Pilgrim’s Pride’s Chapter 11 bankruptcy exit plan was approved this week paving the way for the poultry processor to become part of a large Brazilian beef company. Under the Chapter 11 bankruptcy, all creditors with allowed claims will receive full repayment, which is rare during bankruptcy. While the company plans to actually exit bankruptcy by the end of 2009, Pilgrim must still close a deal that will give it access to $1.75 billion in new financing and receive regulatory approvals.
Pilgrim’s Pride filed for Chapter 11 bankruptcy protection on December 1, 2008 after becoming swamped with debt and facing soaring chicken feed prices and slumping sales. Even after becoming a much smaller company during bankruptcy, Pilgrim’s Pride still employs 41,000 workers. With the approval of the bankruptcy exit plan many creditors expressed satisfaction with the settlements promised and Pilgrim Pride’s managers foresee a much more viable company after their bankruptcy exit.

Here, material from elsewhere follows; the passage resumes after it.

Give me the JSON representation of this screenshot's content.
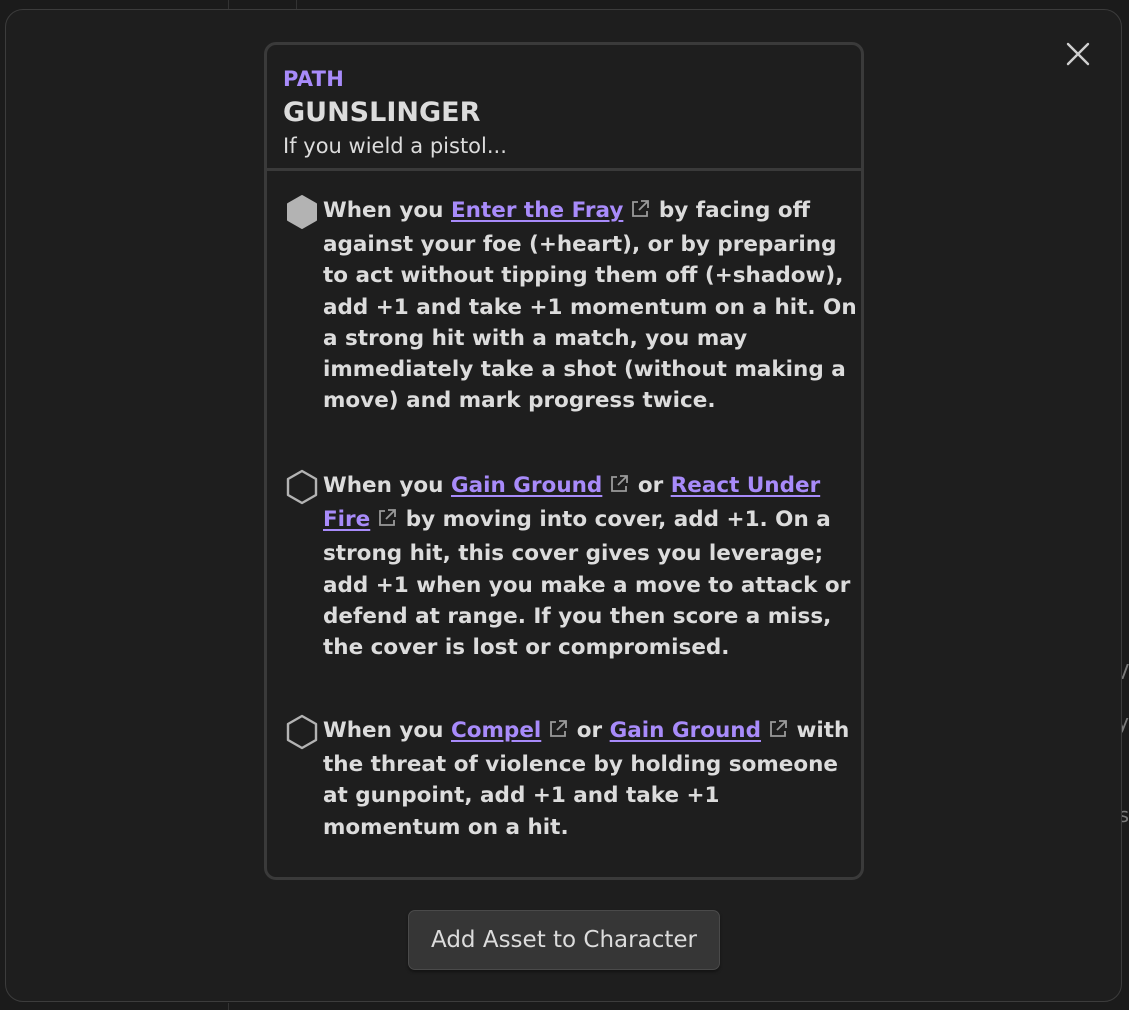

Since the commencement of the recession, many companies have turned to bankruptcy after contracting credit markets made it difficult for them to refinance or repay outstanding loans. Many of those companies did not survive the bankruptcy process. Companies such as Circuit City are counted amongst the causalities along with many unnamed smaller businesses. The most important factors in surviving a corporate bankruptcy is timely intervention and the cooperation of creditors in creating a pre-packaged Chapter 11 bankruptcy plan that will expedite the company’s exit from bankruptcy. This proves true for both large and small companies. Companies the foresee trouble and act quickly with the consensus of at least the most important creditors are more likely to exit bankruptcy as a more successful entity.